Do you ever wonder when you are out at your favorite restaurant, whether they are using produce from sustainable sources?
The reason I mention it is that after being taken for a fabulous meal at stunning fish restaurant, I noticed that on the menu was a mention of only using fish from sustainable resources.
So, after doing a little research online, I found an interesting article on – Care2’s site – with a sustainable fish list.
It’s a fairly lengthy article so, I have put a link to it at the bottom of this potted version.
10 Sustainable Fish to Put On Your Plate
by s.e. smith
The world’s fisheries are in danger. Depleted by overfishing and pressured by global warming, they’re shrinking even as more and more people are demanding fish as a healthy alternative to red meat.
It might be healthier for people, but what about the environment? What do all those sustainability labels really mean? And which fish species are the best choices for you?

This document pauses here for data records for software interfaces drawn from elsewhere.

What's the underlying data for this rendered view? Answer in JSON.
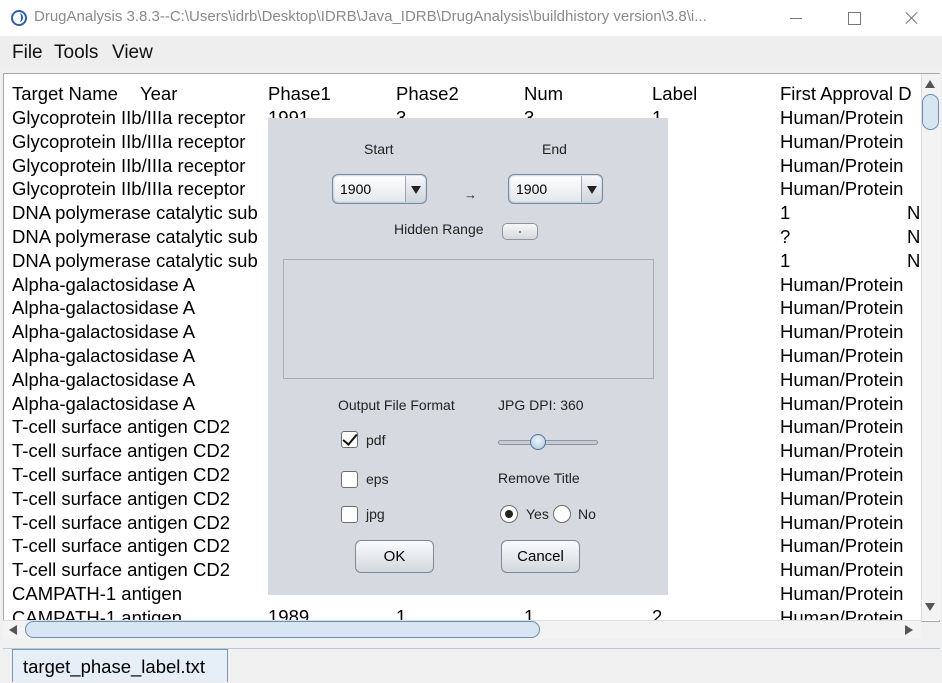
{
  "window": {
    "title": "DrugAnalysis 3.8.3--C:\\Users\\idrb\\Desktop\\IDRB\\Java_IDRB\\DrugAnalysis\\buildhistory version\\3.8\\i..."
  },
  "menubar": {
    "items": [
      "File",
      "Tools",
      "View"
    ]
  },
  "table": {
    "headers": [
      "Target Name",
      "Year",
      "Phase1",
      "Phase2",
      "Num",
      "Label",
      "First Approval D"
    ],
    "col1_rows": [
      "Glycoprotein IIb/IIIa receptor",
      "Glycoprotein IIb/IIIa receptor",
      "Glycoprotein IIb/IIIa receptor",
      "Glycoprotein IIb/IIIa receptor",
      "DNA polymerase catalytic sub",
      "DNA polymerase catalytic sub",
      "DNA polymerase catalytic sub",
      "Alpha-galactosidase A",
      "Alpha-galactosidase A",
      "Alpha-galactosidase A",
      "Alpha-galactosidase A",
      "Alpha-galactosidase A",
      "Alpha-galactosidase A",
      "T-cell surface antigen CD2",
      "T-cell surface antigen CD2",
      "T-cell surface antigen CD2",
      "T-cell surface antigen CD2",
      "T-cell surface antigen CD2",
      "T-cell surface antigen CD2",
      "T-cell surface antigen CD2",
      "CAMPATH-1 antigen",
      "CAMPATH-1 antigen"
    ],
    "first_row_partial": {
      "year": "1991",
      "phase2": "3",
      "num": "3",
      "label": "1"
    },
    "visible_cells_bottom_row": {
      "year": "1989",
      "phase2": "1",
      "num": "1",
      "label": "2"
    },
    "first_approval_col": [
      "Human/Protein",
      "Human/Protein",
      "Human/Protein",
      "Human/Protein",
      "1",
      "?",
      "1",
      "Human/Protein",
      "Human/Protein",
      "Human/Protein",
      "Human/Protein",
      "Human/Protein",
      "Human/Protein",
      "Human/Protein",
      "Human/Protein",
      "Human/Protein",
      "Human/Protein",
      "Human/Protein",
      "Human/Protein",
      "Human/Protein",
      "Human/Protein",
      "Human/Protein"
    ],
    "edge_col_partial": [
      "N",
      "N",
      "N"
    ]
  },
  "dialog": {
    "start_label": "Start",
    "end_label": "End",
    "start_value": "1900",
    "end_value": "1900",
    "arrow": "→",
    "hidden_range_label": "Hidden Range",
    "output_format_label": "Output File Format",
    "jpg_dpi_label": "JPG DPI: 360",
    "jpg_dpi_value": 360,
    "formats": [
      {
        "label": "pdf",
        "checked": true
      },
      {
        "label": "eps",
        "checked": false
      },
      {
        "label": "jpg",
        "checked": false
      }
    ],
    "remove_title_label": "Remove Title",
    "yes_label": "Yes",
    "no_label": "No",
    "remove_title_selected": "Yes",
    "ok_label": "OK",
    "cancel_label": "Cancel"
  },
  "file_tab": {
    "label": "target_phase_label.txt"
  }
}
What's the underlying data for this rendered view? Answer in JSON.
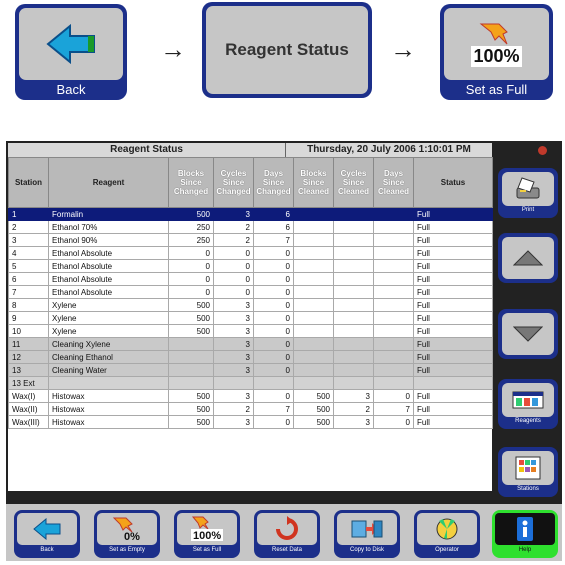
{
  "top_strip": {
    "back_label": "Back",
    "reagent_status_label": "Reagent Status",
    "set_full_label": "Set as Full",
    "percent_text": "100%",
    "arrow": "→"
  },
  "screen": {
    "title": "Reagent Status",
    "datetime": "Thursday, 20 July 2006 1:10:01 PM",
    "columns": [
      "Station",
      "Reagent",
      "Blocks Since Changed",
      "Cycles Since Changed",
      "Days Since Changed",
      "Blocks Since Cleaned",
      "Cycles Since Cleaned",
      "Days Since Cleaned",
      "Status"
    ],
    "rows": [
      [
        "1",
        "Formalin",
        "500",
        "3",
        "6",
        "",
        "",
        "",
        "Full"
      ],
      [
        "2",
        "Ethanol 70%",
        "250",
        "2",
        "6",
        "",
        "",
        "",
        "Full"
      ],
      [
        "3",
        "Ethanol 90%",
        "250",
        "2",
        "7",
        "",
        "",
        "",
        "Full"
      ],
      [
        "4",
        "Ethanol Absolute",
        "0",
        "0",
        "0",
        "",
        "",
        "",
        "Full"
      ],
      [
        "5",
        "Ethanol Absolute",
        "0",
        "0",
        "0",
        "",
        "",
        "",
        "Full"
      ],
      [
        "6",
        "Ethanol Absolute",
        "0",
        "0",
        "0",
        "",
        "",
        "",
        "Full"
      ],
      [
        "7",
        "Ethanol Absolute",
        "0",
        "0",
        "0",
        "",
        "",
        "",
        "Full"
      ],
      [
        "8",
        "Xylene",
        "500",
        "3",
        "0",
        "",
        "",
        "",
        "Full"
      ],
      [
        "9",
        "Xylene",
        "500",
        "3",
        "0",
        "",
        "",
        "",
        "Full"
      ],
      [
        "10",
        "Xylene",
        "500",
        "3",
        "0",
        "",
        "",
        "",
        "Full"
      ],
      [
        "11",
        "Cleaning Xylene",
        "",
        "3",
        "0",
        "",
        "",
        "",
        "Full"
      ],
      [
        "12",
        "Cleaning Ethanol",
        "",
        "3",
        "0",
        "",
        "",
        "",
        "Full"
      ],
      [
        "13",
        "Cleaning Water",
        "",
        "3",
        "0",
        "",
        "",
        "",
        "Full"
      ],
      [
        "13 Ext",
        "",
        "",
        "",
        "",
        "",
        "",
        "",
        ""
      ],
      [
        "Wax(I)",
        "Histowax",
        "500",
        "3",
        "0",
        "500",
        "3",
        "0",
        "Full"
      ],
      [
        "Wax(II)",
        "Histowax",
        "500",
        "2",
        "7",
        "500",
        "2",
        "7",
        "Full"
      ],
      [
        "Wax(III)",
        "Histowax",
        "500",
        "3",
        "0",
        "500",
        "3",
        "0",
        "Full"
      ]
    ]
  },
  "side_buttons": {
    "print": "Print",
    "reagents": "Reagents",
    "stations": "Stations"
  },
  "bottom_bar": {
    "back": "Back",
    "set_as_empty": "Set as Empty",
    "set_as_full": "Set as Full",
    "reset_data": "Reset Data",
    "copy_to_disk": "Copy to Disk",
    "operator": "Operator",
    "help": "Help",
    "empty_pct": "0%",
    "full_pct": "100%"
  },
  "colors": {
    "button_blue": "#1c2f8a",
    "selected_row": "#0d1b7a",
    "help_green": "#2ee02e"
  }
}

Seafood Watch provides an app, constantly updated with new information, as well as a printable pocket guide, two great options to ensure you’re always prepared.
They consider criteria like fish populations, the larger role of fish in the ecosystem, by catch, fishing and farming practices, and human health when developing recommendations, which vary by region.
It’s important to be aware of regional issues when reading sustainable seafood recommendations, as your area may have some unique concerns. (For international readers, the World Wildlife Fund has a number of national guides.)
The Marine Stewardship Council is another organization that works on sustainable seafood and consumer issues, although they have been accused of blue-washing — certifying companies that don’t exactly meet their standards. As a consumer, you should evaluate any source of fish, even one that’s certified, with care. Some questions to ask can include how far the fish has traveled, whether you’re seeing the whole fish or only a cut that might make it hard to identify (fish fraud is a growing problem), and what kind of reputation the fish packing firm has on the market.
But you want to get to the good stuff. Which fish are your best options?
These guys grow fast (good news for replenishment rates) and are found in parts of the Pacific and Indian Oceans.
2. Geoduck clams
They look weird, but they’re tasty, and they’re a sustainable shellfish choice in the Pacific
3. Striped Bass
Don’t confuse Striped Bass and Chilean Sea Bass, though, which is not a sustainable choice.
This Florida native prefers warm water, and it has fun in the sun, while it lasts. They mature very quickly, which makes them ideal for fisheries management, and they also reproduce abundantly.
This New Zealand fish is a major product, primarily exported to China. Hoki mature and reproduce quickly.
6. Shrimp — Northern, Pink, and Spot!
Shrimp get around, and fortunately a number of species are considered sustainable (in addition to good) eating.
7. Albacore tuna
A stalwart inhabitant of the tinned fish aisle, albacore tuna is also a sustainable option. They grow quickly, especially when compared to other tuna, travel in large packs that make them easy to fish efficiently and reproduce rapidly as well.
8. Pacific and Indian sardines
Sardines are famous for being tightly packed in tins — and traveling in massive schools — but they’re also a sustainable seafood choice. And they come fresh, too.
9. Argentine squid
Don’t blink, or you might miss the short life of an Argentine squid. They generally mature, reproduce and die in under a year, which means they’re less subject to strain on their fishery because they’ve already evolved to keep replacing themselves at a steady rate.
10. Atlantic herring
A good ethical choice, as the fishery is very well-managed with a low possibility of depletion.
….More at Sustainable Fish to Put On Your Plate – Care2.com
If you want some further reading – Greenpeace have some interesting information for a sustainable fish list.